The majority of IT professionals within large and mid-size corporations worry about the security of big data and cloud projects
Cupertino, CA – May 21, 2013 – Voltage Security®, the world leader in data-centric security, today announced results of a recent industry survey in which 76% of senior-level IT and security respondents said the inability to secure data across big data initiatives gave them cause for concern. The study further showed that more than half (56%) admitted that these security concerns have kept them from starting or finishing cloud or big data projects.
With over half of respondents in the survey working for large enterprise organizations employing more than 5,000 people, representing financial services, retail, health care, and insurance industries, the results indicate the serious implications this has on a business’ bottom line.
“This is a huge roadblock for organizations that are ready to reap the benefits of big data — the majority of large and mid-size organizations are finding that an inability to protect sensitive data within a big data environment is a major concern, so while they may be starting projects, they are abandoning them.
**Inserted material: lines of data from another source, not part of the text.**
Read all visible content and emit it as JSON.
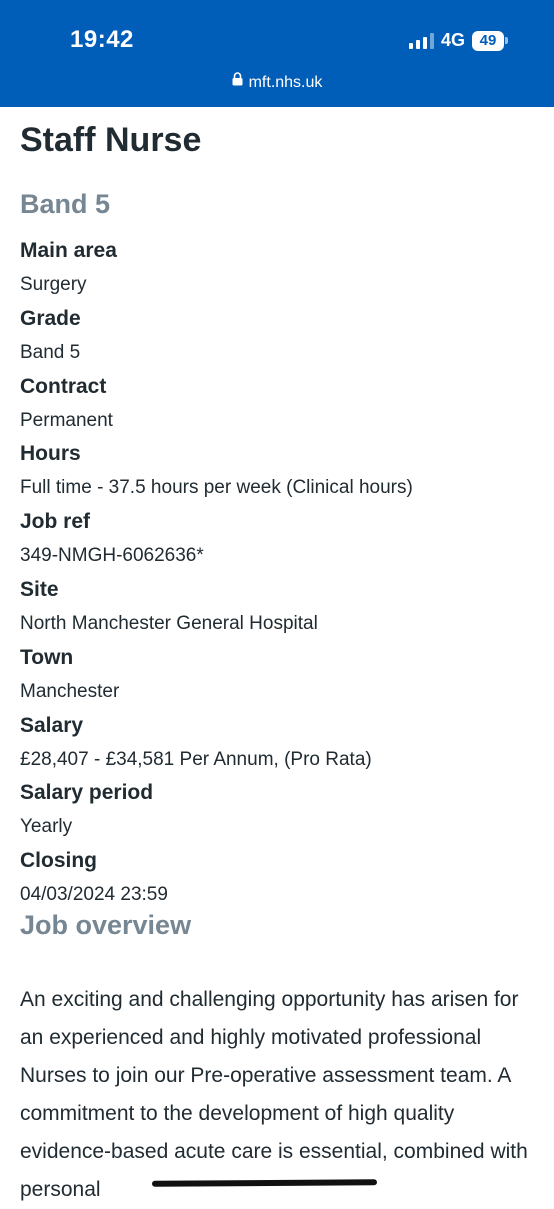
{
  "status_bar": {
    "time": "19:42",
    "network": "4G",
    "battery": "49"
  },
  "browser": {
    "url": "mft.nhs.uk"
  },
  "job": {
    "title": "Staff Nurse",
    "band": "Band 5",
    "details": [
      {
        "label": "Main area",
        "value": "Surgery"
      },
      {
        "label": "Grade",
        "value": "Band 5"
      },
      {
        "label": "Contract",
        "value": "Permanent"
      },
      {
        "label": "Hours",
        "value": "Full time - 37.5 hours per week (Clinical hours)"
      },
      {
        "label": "Job ref",
        "value": "349-NMGH-6062636*"
      },
      {
        "label": "Site",
        "value": "North Manchester General Hospital"
      },
      {
        "label": "Town",
        "value": "Manchester"
      },
      {
        "label": "Salary",
        "value": "£28,407 - £34,581 Per Annum, (Pro Rata)"
      },
      {
        "label": "Salary period",
        "value": "Yearly"
      },
      {
        "label": "Closing",
        "value": "04/03/2024 23:59"
      }
    ],
    "overview_heading": "Job overview",
    "overview_text": "An exciting and challenging opportunity has arisen for an experienced and highly motivated professional Nurses to join our Pre-operative assessment team.  A commitment to the development of high quality evidence-based acute care is essential, combined with personal"
  }
}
That’s not good for business,” said Dave Anderson, Senior Director, Marketing at Voltage Security.
Voltage advocates a data-centric approach to security, to encrypt and protect both structured and unstructured data at the source.
“Consider the reality of today’s data lifecycle – data travels among users, across states and countries, across different IT systems and end-user devices. On top of this are the rules and regulations governing how data is used, stored or moved, whether in data centers, the cloud, or mobile devices. It’s a complex issue, but can be addressed by deploying data-centric security to ensure that data remains not only protected but private, anywhere it moves, lives, and however it is used,” explained Anderson.
“Both large and mid-size organizations worldwide are working to develop and deploy big data analytical facilities alongside their established business intelligence structure. These initiatives are motivated by the conviction that new business insights and opportunities are buried in the avalanche of new data, by the knowledge that conventional business intelligence systems are unequal to the task, and by the fear that competitors will be first to master and exploit the available new data streams. We believe that with the right data-centric approach companies can unlock the value of big data and use the information to their competitive advantage, changing the negative view of 56% of companies that they discontinue or not even begin big data and cloud projects because of the security implications.”